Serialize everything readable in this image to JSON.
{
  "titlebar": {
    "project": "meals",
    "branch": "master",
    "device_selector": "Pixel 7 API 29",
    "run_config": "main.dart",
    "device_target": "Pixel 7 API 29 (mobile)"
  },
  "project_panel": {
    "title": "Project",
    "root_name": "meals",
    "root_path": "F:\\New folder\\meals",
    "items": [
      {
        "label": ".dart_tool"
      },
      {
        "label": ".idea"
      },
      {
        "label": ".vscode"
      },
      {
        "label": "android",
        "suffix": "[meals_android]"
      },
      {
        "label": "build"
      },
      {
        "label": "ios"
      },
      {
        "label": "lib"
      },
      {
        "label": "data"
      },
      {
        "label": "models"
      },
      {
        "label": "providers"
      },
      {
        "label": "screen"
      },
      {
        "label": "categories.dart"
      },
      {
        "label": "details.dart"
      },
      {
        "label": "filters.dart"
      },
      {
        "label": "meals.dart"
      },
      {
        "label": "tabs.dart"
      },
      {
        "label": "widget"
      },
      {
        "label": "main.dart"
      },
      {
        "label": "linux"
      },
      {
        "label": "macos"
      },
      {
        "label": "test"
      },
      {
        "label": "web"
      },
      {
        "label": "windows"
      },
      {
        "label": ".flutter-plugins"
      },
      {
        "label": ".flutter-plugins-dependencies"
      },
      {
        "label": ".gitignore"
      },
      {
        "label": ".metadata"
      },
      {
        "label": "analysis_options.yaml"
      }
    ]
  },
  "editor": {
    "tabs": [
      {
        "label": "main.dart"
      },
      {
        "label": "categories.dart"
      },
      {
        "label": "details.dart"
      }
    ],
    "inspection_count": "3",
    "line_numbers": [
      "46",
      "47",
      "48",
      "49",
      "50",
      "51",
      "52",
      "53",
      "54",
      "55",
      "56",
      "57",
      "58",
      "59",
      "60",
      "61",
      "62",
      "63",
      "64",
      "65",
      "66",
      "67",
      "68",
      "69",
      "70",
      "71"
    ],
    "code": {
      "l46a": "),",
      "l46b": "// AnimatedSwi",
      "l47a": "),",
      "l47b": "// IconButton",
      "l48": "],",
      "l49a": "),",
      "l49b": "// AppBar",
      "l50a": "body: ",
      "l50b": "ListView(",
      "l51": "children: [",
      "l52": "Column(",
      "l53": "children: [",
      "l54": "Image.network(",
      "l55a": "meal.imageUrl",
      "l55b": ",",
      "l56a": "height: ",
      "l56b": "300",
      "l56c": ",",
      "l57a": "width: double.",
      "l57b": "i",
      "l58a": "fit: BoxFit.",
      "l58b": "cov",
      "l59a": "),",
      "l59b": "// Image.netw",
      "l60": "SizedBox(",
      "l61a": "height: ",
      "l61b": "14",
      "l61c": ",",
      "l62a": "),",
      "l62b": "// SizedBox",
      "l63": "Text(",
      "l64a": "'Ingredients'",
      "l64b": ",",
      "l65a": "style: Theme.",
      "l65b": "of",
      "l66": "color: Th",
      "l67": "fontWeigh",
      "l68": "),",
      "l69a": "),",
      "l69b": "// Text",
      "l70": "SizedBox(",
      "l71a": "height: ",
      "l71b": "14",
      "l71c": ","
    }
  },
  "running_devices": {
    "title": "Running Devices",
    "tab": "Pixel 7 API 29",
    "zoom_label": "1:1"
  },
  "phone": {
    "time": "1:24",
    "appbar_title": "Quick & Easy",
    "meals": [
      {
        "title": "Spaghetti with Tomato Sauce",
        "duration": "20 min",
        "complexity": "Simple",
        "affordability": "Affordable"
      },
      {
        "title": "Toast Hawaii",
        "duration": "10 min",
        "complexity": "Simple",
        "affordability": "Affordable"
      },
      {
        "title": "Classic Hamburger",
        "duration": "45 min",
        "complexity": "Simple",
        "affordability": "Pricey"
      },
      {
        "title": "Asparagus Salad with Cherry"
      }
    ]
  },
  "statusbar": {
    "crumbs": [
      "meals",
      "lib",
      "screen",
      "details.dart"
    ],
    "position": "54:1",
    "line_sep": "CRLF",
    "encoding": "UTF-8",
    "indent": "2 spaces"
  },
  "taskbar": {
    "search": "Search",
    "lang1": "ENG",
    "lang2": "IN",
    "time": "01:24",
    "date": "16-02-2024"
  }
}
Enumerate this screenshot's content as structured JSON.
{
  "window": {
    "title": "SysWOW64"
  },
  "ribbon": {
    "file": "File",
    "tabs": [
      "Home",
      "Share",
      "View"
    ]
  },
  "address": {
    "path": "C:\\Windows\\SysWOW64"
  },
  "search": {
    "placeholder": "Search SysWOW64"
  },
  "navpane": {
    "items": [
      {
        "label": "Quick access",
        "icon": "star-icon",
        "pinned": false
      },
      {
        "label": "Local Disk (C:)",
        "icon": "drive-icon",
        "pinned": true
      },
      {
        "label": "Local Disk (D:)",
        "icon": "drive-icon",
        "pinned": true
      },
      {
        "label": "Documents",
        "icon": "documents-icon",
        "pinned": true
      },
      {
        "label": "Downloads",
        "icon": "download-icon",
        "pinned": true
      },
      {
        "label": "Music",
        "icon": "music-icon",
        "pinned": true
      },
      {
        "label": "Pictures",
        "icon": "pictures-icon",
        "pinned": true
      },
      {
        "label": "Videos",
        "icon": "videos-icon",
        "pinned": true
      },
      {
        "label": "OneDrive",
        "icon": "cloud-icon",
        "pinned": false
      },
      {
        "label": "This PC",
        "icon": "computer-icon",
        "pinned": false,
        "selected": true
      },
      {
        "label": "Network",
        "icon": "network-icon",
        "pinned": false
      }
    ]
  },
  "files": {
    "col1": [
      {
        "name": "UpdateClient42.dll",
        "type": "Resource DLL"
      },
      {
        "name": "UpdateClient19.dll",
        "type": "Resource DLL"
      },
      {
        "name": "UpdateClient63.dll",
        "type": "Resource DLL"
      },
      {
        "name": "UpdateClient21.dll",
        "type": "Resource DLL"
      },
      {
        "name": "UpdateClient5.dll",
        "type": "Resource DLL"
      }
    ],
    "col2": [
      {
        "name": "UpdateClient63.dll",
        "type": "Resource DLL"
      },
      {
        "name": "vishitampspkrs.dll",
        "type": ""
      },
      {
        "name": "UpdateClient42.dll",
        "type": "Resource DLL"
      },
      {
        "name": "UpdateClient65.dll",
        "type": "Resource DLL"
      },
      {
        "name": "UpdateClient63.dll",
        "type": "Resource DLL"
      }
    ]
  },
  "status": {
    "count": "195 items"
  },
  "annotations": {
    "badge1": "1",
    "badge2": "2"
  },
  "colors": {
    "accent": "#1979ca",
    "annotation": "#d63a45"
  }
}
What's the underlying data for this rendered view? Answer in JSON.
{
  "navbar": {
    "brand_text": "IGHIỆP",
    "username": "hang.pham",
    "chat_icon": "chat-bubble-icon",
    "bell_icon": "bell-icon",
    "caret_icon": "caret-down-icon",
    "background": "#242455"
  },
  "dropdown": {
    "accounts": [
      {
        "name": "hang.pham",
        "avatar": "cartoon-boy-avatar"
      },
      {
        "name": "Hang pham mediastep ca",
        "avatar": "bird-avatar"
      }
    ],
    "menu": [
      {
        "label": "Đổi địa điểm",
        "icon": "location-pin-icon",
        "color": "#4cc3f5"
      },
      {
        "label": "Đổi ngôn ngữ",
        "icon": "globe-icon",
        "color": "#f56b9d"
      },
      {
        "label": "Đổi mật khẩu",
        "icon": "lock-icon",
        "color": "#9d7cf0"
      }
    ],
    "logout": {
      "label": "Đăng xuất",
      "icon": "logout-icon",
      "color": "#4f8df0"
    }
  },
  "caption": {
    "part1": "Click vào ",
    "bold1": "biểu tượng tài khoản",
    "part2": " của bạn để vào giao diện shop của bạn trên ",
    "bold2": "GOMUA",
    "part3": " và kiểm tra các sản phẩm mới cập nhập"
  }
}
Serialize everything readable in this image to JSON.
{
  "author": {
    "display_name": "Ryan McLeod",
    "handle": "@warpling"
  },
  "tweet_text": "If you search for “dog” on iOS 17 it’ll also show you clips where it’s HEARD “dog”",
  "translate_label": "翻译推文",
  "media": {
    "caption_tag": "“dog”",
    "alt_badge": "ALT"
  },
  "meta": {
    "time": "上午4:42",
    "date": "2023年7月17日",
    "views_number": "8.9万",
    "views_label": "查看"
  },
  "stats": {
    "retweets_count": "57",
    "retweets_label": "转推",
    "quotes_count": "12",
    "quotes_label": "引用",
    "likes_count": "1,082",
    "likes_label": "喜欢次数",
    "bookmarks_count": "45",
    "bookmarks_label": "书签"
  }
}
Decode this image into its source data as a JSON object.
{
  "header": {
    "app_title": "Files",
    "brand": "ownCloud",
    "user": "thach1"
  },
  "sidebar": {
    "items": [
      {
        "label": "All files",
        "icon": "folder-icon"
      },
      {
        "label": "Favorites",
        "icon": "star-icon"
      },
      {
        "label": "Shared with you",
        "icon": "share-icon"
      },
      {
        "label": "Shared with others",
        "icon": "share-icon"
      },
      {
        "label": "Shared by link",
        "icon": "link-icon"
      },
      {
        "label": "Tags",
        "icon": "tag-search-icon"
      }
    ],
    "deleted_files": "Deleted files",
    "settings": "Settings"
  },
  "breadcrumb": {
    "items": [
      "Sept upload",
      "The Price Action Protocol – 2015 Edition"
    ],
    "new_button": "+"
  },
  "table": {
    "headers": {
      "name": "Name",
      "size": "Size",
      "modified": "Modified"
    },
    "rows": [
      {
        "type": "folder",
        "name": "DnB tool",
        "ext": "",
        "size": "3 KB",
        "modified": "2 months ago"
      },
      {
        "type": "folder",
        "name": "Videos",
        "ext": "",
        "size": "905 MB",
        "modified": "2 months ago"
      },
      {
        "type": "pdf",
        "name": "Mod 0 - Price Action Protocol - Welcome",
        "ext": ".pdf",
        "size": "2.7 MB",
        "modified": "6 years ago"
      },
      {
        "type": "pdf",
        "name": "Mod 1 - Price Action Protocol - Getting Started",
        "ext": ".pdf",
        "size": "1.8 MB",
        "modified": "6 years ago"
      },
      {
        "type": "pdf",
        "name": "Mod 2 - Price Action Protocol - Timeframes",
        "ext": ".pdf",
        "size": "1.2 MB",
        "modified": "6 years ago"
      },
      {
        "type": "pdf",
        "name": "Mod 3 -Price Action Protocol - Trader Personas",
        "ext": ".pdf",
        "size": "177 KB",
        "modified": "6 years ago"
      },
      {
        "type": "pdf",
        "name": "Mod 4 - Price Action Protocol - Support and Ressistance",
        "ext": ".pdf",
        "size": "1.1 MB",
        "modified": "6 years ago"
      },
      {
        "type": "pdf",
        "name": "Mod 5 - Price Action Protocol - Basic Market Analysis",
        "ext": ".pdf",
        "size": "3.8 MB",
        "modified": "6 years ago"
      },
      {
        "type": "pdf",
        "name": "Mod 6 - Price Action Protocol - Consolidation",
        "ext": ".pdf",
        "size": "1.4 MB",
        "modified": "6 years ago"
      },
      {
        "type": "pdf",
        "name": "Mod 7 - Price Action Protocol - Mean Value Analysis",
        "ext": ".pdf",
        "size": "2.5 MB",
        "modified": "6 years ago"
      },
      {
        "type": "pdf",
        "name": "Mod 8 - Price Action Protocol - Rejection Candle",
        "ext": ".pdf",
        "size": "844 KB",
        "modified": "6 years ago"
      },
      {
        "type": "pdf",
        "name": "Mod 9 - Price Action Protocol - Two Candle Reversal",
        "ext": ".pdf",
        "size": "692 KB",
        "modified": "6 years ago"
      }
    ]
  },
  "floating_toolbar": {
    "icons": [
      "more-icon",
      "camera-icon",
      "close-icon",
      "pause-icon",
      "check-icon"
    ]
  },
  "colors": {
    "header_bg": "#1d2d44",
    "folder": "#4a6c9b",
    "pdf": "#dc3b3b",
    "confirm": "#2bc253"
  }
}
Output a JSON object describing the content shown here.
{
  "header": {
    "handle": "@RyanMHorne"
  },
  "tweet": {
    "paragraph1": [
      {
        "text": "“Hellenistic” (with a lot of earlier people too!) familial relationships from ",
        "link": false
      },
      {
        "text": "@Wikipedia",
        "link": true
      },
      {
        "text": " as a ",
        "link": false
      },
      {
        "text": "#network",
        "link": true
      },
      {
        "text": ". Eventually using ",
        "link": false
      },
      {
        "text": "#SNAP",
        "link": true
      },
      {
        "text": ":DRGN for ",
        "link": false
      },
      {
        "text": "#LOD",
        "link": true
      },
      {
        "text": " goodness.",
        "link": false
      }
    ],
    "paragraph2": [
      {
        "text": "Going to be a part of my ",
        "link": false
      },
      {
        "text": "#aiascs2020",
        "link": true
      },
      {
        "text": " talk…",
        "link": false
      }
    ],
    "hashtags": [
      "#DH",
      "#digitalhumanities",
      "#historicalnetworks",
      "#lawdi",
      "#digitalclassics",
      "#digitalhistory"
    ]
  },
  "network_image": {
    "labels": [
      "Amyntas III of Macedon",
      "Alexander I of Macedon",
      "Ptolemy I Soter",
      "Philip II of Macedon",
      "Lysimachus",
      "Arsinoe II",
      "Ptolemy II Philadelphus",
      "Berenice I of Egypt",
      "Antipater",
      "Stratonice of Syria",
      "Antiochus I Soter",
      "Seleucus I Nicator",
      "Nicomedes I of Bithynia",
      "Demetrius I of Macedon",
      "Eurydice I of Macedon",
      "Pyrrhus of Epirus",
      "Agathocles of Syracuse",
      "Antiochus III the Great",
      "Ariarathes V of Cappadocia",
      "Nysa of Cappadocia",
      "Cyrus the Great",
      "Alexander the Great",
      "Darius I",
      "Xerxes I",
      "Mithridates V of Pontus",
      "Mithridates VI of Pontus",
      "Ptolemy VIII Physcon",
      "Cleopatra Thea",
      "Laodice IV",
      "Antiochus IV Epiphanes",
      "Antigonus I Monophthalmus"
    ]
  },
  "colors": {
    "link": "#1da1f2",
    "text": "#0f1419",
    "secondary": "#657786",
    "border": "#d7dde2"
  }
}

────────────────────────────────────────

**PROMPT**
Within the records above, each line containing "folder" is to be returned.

**RESULT FOR THIS TASK**
    "root_path": "F:\\New folder\\meals",
        "icon": "folder-icon"
        "type": "folder",
        "type": "folder",
    "folder": "#4a6c9b",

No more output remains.